In particular, primitive real Dirichlet characters $\chi$ are in a 1–1 correspondence with quadratic fields $F=\mathbb Q(\sqrt m)$, where m is a nonzero square-free integer (we can include the case $\mathbb Q(\sqrt1)=\mathbb Q$ to represent the principal character, even though it is not a proper quadratic field). The character $\chi$ can be recovered from the field as the Artin symbol $\left(\tfrac{F/\mathbb Q}\cdot\right)$: that is, for a positive prime p, the value of $\chi(p)$ depends on the behaviour of the ideal $(p)$ in the ring of integers $O_F$:

$\chi(p)=\begin{cases}0,&(p)\text{ is ramified,}\\1,&(p)\text{ splits,}\\-1,&(p)\text{ is inert.}\end{cases}$

Then $\chi(n)$ equals the Kronecker symbol $\left(\tfrac Dn\right)$, where

$D=\begin{cases}m,&m\equiv1\pmod 4,\\4m,&m\equiv2,3\pmod 4\end{cases}$

is the discriminant of F. The conductor of $\chi$ is $|D|$.
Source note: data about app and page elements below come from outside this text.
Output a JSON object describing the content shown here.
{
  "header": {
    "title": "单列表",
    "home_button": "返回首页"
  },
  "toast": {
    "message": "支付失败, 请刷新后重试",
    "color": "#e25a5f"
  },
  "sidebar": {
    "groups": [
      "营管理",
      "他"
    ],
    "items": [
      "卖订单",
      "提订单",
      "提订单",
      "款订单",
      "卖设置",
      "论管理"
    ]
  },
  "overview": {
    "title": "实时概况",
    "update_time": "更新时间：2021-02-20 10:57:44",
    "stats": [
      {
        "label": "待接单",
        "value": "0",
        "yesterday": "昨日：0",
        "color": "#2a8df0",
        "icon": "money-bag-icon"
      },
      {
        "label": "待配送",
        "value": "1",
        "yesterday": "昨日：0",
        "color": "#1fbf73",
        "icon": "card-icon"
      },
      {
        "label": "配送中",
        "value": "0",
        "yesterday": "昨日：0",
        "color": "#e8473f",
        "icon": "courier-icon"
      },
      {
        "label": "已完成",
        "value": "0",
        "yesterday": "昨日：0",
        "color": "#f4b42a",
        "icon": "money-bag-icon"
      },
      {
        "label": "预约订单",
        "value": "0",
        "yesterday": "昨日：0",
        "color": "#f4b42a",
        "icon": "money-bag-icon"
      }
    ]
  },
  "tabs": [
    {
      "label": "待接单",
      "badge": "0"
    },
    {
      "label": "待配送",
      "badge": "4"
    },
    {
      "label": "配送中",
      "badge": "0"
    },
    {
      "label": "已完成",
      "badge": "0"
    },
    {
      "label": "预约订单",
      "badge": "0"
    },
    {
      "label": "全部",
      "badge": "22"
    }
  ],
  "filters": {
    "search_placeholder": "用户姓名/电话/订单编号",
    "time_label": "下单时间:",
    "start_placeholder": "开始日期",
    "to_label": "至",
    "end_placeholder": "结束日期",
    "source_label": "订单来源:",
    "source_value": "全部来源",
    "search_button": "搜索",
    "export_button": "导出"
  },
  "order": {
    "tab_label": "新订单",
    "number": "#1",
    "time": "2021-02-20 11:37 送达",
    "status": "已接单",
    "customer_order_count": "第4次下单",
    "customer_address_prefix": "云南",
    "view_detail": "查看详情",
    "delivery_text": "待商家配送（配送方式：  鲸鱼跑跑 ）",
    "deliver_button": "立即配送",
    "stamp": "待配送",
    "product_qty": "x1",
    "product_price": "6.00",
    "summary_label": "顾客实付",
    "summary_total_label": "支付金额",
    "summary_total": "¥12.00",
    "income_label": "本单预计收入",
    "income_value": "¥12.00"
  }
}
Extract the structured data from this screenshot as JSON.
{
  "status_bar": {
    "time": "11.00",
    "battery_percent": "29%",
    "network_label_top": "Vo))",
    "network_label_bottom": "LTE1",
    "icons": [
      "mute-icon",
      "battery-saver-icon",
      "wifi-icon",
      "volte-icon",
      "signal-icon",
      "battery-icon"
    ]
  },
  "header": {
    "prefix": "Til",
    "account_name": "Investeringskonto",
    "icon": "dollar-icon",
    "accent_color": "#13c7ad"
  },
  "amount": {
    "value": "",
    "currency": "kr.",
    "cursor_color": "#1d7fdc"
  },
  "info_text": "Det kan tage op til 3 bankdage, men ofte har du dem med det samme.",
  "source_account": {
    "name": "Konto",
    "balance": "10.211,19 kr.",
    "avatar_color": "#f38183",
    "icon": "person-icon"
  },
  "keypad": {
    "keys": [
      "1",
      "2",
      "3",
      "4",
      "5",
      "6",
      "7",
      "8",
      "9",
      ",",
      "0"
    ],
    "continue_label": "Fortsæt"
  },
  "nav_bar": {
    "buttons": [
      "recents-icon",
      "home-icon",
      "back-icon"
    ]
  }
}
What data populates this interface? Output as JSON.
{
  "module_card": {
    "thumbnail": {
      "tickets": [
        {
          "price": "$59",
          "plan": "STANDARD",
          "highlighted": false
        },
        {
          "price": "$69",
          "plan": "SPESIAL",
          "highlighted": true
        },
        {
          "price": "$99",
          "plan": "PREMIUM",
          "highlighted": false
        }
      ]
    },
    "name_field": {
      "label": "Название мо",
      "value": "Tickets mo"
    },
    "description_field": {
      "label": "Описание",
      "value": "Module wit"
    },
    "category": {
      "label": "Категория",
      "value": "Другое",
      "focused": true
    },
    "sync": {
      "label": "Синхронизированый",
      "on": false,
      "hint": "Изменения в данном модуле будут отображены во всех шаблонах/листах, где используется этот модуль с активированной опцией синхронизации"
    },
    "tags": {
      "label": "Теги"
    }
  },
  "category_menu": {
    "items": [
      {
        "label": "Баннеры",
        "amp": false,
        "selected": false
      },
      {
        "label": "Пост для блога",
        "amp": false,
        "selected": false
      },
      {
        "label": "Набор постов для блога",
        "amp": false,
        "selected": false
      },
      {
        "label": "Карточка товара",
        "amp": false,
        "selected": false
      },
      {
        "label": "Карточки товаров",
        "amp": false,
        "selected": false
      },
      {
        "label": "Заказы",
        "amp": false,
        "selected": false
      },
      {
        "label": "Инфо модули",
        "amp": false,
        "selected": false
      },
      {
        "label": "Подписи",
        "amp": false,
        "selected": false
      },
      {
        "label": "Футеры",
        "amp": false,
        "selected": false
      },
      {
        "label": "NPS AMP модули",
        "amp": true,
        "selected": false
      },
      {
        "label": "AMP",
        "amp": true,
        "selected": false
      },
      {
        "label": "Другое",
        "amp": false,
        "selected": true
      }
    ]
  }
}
Similarly, if $n>0$, the map $\chi(a)=\left(\tfrac an\right)$ is a real Dirichlet character of modulus $\begin{cases}4n,&n\equiv2\pmod 4,\\n,&\text{otherwise.}\end{cases}$ However, not all real characters can be represented in this way, for example the character $\left(\tfrac{-4}\cdot\right)$ cannot be written as $\left(\tfrac\cdot n\right)$ for any n. By the law of quadratic reciprocity, we have $\left(\tfrac\cdot n\right)=\left(\tfrac{n^*}\cdot\right)$. A character $\left(\tfrac a\cdot\right)$ can be represented as $\left(\tfrac\cdot n\right)$ if and only if its odd part $a'\equiv1\pmod4$, in which case we can take $n=|a|$.